Our community knows that the Kimberton Waldorf School campus is a beautiful, tree-filled place, but do we really know the extent of the arboreal diversity on campus? Well now we have a pretty good idea!
The 11th grade in their main lesson time with Mr. Strevig worked to inventory and map the great variety of tree species on campus. The class identified and located on an updated campus map the location and names of at least 49 unique species of trees and shrubs on our campus. The list includes common native shrubs and trees, as well as fairly unique ornamental and imported tree species.
The students also recounted stories of their favorite trees and submitted photos of their favorites for the map. The list and map will continue to grow and evolve, as already several new native species have recently been planted in the riparian area next to Kindergarten Creek and near the track.
In the coming years, classes will work at inventorying and identifying exceptionally large trees in the wilder portions of campus. By measuring the circumference of the trees, we can find a good estimate of the age of known species.
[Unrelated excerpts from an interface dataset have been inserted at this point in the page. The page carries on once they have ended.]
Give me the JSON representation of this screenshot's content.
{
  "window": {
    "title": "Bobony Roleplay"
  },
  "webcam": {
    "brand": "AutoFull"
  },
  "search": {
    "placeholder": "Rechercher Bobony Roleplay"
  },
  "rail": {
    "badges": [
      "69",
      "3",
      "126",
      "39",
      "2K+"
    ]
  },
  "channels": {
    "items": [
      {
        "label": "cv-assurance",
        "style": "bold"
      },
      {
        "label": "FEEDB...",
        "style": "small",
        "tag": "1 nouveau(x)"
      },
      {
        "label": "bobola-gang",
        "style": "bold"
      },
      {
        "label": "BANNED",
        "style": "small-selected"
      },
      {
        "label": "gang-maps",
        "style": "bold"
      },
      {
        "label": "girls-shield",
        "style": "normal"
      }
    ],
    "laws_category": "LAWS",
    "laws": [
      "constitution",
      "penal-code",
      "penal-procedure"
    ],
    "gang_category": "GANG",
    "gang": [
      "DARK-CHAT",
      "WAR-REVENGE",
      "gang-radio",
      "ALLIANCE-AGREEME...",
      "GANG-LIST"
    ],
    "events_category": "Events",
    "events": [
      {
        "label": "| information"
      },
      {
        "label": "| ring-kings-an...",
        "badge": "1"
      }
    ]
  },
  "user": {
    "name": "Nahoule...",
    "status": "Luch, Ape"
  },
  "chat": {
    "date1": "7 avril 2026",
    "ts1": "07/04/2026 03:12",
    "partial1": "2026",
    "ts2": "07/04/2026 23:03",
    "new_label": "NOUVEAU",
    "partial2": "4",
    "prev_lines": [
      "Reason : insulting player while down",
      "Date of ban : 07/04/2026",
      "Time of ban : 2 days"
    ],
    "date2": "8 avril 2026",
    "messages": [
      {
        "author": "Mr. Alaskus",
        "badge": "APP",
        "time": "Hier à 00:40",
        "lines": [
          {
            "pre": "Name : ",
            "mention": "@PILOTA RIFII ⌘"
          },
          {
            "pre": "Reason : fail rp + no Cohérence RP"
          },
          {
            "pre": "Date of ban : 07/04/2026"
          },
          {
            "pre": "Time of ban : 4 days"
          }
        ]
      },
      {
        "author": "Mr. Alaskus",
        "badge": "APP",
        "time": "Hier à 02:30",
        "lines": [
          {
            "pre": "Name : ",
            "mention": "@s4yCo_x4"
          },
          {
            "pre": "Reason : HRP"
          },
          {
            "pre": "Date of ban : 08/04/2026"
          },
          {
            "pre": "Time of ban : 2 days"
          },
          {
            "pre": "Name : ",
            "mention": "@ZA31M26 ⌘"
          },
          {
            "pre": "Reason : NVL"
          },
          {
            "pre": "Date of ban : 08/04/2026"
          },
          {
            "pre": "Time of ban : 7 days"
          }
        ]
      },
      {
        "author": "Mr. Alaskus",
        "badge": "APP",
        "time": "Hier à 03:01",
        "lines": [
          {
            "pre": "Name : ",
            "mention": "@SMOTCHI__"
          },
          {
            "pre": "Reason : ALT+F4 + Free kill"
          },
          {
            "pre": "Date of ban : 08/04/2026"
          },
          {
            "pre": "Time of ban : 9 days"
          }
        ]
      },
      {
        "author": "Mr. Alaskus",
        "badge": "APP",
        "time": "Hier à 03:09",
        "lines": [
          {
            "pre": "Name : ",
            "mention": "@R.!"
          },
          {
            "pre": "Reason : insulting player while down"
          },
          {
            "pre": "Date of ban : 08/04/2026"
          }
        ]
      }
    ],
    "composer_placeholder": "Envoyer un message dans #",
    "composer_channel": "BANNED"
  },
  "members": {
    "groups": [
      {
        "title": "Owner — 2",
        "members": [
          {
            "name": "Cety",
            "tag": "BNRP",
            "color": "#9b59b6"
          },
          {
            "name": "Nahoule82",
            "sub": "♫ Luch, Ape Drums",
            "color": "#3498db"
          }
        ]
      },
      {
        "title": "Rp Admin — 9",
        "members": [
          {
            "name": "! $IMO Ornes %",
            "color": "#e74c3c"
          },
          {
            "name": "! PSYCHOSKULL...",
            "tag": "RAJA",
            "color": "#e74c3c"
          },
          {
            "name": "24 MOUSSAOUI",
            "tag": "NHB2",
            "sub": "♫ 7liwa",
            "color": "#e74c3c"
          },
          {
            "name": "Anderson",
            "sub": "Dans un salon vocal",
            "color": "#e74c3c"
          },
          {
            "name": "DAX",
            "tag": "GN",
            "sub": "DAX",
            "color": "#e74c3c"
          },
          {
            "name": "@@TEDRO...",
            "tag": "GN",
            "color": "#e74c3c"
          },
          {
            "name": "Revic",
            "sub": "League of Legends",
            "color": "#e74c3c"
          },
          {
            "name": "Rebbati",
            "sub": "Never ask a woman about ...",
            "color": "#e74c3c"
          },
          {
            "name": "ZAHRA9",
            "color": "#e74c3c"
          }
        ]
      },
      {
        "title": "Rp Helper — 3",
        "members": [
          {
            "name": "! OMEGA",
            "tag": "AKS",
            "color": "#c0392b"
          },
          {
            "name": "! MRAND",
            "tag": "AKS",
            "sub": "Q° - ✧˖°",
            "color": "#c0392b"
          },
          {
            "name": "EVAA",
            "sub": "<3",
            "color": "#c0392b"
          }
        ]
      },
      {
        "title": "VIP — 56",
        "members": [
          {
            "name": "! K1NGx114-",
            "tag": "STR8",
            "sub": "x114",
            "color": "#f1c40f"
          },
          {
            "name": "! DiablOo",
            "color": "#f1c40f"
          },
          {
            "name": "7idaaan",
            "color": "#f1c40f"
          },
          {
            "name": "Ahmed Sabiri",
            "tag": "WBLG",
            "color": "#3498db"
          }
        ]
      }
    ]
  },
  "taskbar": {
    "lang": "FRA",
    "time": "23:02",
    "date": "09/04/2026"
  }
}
As we learn more about the individual trees and water resources on campus, we can come to a deeper understanding of the history of our campus as well as the overall health of the forest and creeks that we love so much.
The positive identification of so many trees would not have been possible without the help of our resident tree experts Celia Martin and Mike Ruhl.